* _What to do_
Which lines of the records contain the word "palette"? Copy each one.

START Extracted data

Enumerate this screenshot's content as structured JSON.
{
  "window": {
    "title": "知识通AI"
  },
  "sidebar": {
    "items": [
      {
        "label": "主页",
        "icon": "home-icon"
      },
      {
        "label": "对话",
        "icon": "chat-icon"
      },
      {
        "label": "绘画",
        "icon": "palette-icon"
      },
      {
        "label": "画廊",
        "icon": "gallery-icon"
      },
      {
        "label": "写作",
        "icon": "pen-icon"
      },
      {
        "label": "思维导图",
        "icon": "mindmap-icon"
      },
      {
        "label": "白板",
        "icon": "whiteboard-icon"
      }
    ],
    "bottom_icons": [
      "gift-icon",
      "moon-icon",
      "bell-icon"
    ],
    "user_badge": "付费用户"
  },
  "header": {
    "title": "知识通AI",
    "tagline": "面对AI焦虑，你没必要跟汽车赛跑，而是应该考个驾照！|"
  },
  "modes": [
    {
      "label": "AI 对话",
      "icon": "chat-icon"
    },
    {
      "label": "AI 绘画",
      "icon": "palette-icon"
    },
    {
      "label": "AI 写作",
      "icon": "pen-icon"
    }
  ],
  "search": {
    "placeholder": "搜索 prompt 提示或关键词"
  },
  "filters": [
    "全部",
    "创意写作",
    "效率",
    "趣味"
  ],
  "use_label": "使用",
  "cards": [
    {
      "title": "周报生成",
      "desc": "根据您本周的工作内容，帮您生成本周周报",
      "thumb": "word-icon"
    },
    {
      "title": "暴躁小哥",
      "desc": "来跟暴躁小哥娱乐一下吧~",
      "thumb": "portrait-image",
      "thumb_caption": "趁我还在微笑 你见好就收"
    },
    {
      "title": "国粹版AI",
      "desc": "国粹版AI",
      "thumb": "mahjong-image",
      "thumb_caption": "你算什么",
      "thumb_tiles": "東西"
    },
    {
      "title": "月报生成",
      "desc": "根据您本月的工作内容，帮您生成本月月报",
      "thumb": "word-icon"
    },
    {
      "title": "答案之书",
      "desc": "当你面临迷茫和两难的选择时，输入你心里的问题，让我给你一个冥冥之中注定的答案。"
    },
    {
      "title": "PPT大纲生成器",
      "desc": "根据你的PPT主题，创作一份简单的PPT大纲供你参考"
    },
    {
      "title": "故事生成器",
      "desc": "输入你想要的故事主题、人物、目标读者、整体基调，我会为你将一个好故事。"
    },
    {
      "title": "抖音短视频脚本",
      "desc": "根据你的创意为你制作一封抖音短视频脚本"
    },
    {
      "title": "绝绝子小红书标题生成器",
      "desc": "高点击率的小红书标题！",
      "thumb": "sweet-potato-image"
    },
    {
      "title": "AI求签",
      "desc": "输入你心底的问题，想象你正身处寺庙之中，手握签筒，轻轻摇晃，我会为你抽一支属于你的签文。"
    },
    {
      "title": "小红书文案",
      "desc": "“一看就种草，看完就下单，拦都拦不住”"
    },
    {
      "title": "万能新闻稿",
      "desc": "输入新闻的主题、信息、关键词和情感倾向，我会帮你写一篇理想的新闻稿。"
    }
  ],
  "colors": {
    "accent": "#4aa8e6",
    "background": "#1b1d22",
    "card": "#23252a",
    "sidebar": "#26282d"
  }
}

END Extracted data

* _Result of this task_
        "icon": "palette-icon"
      "icon": "palette-icon"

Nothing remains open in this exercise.